• [DATA TO PROCESS]
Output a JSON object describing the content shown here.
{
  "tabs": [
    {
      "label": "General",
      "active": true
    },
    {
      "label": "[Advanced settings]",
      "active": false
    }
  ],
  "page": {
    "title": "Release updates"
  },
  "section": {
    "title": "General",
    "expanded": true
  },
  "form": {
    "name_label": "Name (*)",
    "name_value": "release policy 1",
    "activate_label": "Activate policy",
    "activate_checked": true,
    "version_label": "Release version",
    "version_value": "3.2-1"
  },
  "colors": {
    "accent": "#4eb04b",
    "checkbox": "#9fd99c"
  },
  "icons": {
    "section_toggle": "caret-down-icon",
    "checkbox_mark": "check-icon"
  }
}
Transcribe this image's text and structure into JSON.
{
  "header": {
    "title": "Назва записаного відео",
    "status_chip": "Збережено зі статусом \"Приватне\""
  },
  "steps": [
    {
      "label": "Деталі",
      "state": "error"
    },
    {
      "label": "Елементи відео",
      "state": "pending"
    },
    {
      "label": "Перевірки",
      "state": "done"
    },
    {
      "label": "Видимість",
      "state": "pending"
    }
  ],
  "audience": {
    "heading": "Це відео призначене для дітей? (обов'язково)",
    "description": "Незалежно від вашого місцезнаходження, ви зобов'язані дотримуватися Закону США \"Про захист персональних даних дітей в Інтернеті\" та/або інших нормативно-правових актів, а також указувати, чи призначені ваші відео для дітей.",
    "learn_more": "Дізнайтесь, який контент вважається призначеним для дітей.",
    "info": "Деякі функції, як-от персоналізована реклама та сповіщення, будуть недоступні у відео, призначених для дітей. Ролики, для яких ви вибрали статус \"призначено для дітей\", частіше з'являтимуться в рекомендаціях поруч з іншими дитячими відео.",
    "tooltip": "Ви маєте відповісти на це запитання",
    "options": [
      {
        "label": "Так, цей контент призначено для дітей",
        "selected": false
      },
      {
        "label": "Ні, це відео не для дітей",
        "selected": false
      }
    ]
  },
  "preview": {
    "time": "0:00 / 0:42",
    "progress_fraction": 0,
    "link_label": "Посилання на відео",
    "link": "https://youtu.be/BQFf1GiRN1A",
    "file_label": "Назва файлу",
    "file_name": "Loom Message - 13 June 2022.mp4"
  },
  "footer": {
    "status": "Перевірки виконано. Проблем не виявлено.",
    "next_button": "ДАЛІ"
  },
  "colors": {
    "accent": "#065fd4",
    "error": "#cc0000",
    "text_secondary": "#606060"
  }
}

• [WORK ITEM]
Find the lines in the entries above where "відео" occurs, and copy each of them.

• [EXERCISE ANSWER]
    "title": "Назва записаного відео",
      "label": "Елементи відео",
    "heading": "Це відео призначене для дітей? (обов'язково)",
    "description": "Незалежно від вашого місцезнаходження, ви зобов'язані дотримуватися Закону США \"Про захист персональних даних дітей в Інтернеті\" та/або інших нормативно-правових актів, а також указувати, чи призначені ваші відео для дітей.",
    "info": "Деякі функції, як-от персоналізована реклама та сповіщення, будуть недоступні у відео, призначених для дітей. Ролики, для яких ви вибрали статус \"призначено для дітей\", частіше з'являтимуться в рекомендаціях поруч з іншими дитячими відео.",
        "label": "Ні, це відео не для дітей",
    "link_label": "Посилання на відео",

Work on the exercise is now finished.